Shhh – Keep it Quiet

Confidentiality is one of the most important things for a business owner to consider when it’s time to sell. In fact, as our experience has shown us time and time again, sellers who maintain a very high level of confidentiality are much more likely to get a favourable amount for their company.

If you have been approached by a buyer and you decide to sell the business without professional assistance, you must have the buyer sign a Confidentiality/Non-Interference Agreement. If the buyer provides one (and often they do), have your lawyer or an intermediary review it with you. Many so-called buyers are simply competitors looking to acquire information through industrial espionage. A business intermediary or a good transaction lawyer can provide you with an agreement that will protect your long-term interests.

The following is an excerpt from Doug’s book “There’s Always a Way to Sell Your Business

She Got Her Name in the Paper

Martha decided it was time to sell her small shop, The Flower Garden. She ran ads in the local newspaper looking for someone to buy the business. In a very short time her intentions became general knowledge in the community.

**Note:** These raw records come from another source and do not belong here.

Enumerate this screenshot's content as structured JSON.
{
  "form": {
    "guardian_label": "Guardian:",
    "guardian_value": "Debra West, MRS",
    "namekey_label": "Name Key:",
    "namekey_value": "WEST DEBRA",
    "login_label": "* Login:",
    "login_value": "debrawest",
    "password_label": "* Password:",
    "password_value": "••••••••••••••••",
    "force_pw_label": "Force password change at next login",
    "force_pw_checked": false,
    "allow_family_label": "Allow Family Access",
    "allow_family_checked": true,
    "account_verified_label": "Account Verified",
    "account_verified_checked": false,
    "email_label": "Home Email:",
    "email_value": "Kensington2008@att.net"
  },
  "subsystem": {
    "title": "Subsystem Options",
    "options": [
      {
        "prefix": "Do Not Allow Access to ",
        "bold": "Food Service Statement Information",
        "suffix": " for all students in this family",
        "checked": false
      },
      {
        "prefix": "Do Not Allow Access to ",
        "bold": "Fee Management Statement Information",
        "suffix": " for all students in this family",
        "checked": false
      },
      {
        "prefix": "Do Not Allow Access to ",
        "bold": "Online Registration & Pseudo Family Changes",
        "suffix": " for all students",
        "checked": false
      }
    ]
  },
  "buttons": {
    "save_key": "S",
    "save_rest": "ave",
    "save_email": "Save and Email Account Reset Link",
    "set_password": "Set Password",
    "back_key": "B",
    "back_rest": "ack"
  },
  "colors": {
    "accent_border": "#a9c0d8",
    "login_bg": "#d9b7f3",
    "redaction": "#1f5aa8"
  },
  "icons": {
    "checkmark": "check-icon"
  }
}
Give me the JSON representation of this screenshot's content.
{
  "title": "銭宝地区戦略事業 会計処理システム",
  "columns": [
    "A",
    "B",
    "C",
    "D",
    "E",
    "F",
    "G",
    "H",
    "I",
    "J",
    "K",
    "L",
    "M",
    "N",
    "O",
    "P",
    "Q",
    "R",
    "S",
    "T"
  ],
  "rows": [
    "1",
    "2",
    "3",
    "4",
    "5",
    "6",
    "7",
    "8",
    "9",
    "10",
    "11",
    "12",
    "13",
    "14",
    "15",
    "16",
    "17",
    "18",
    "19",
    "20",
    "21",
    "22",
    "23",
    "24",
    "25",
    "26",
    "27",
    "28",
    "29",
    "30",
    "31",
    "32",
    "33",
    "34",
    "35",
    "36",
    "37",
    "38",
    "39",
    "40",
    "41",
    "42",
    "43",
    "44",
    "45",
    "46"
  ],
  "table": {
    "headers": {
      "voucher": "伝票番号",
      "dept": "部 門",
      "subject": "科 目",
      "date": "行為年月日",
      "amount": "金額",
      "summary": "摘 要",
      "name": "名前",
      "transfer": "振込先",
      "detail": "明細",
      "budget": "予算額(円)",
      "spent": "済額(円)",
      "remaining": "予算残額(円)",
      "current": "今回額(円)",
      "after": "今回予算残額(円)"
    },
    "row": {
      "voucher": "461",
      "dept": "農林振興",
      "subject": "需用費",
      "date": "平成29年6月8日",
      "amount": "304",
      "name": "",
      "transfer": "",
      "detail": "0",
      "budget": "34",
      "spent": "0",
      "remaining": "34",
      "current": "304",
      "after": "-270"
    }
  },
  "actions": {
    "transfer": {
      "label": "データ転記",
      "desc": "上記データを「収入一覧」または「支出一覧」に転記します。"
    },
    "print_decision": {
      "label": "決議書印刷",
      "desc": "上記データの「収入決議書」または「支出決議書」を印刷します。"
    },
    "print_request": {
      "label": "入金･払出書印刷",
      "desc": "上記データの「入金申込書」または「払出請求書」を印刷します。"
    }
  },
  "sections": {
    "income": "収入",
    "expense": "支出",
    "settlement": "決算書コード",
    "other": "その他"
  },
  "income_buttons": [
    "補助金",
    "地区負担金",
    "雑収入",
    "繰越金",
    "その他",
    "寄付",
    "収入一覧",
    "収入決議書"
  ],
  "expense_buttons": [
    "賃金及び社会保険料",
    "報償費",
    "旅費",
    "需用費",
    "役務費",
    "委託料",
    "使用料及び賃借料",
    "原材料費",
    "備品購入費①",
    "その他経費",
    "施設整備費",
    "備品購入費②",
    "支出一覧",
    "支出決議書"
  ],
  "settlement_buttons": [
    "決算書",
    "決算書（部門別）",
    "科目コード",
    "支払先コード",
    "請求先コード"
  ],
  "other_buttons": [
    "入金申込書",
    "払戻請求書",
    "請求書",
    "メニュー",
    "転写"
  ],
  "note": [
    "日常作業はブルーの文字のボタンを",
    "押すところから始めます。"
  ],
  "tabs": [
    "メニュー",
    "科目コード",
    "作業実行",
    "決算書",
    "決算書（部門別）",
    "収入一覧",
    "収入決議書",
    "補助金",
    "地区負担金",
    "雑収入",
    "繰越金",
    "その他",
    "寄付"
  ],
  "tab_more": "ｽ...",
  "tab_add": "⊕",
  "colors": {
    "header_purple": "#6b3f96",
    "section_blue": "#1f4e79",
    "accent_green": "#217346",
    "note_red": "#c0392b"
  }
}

As a result, her two key employees promptly quit and went to work for another company, creating operating problems – and great stress – for Martha.

The rumour mill started to grind. Suppliers became nervous, losing confidence in Martha’s continued ability to pay bills on time. A major customer who spent about $800 per week went to a competitor, thereby reducing her profits and the overall value of her business.

Had she used a professional business intermediary, that newspaper ad would never have been run. Martha could have continued to run her business profitably while getting into position to sell her company.

It is critical for you to keep news of a pending sale away from the employees. Employees have a variety of reactions when they hear about a sale.

Some will be concerned about the security of their job and about their mortgage and car payments.

Others will leave the company and go to work for a competitor.

Still others will come back and demand a raise because they may, correctly or incorrectly, believe the company just cannot get by without them.

Some will get over this concern and realize that the business, if sold, will still require their services as employees.

But all of this anxiety and stress can be avoided simply by keeping notice of the sale confidential.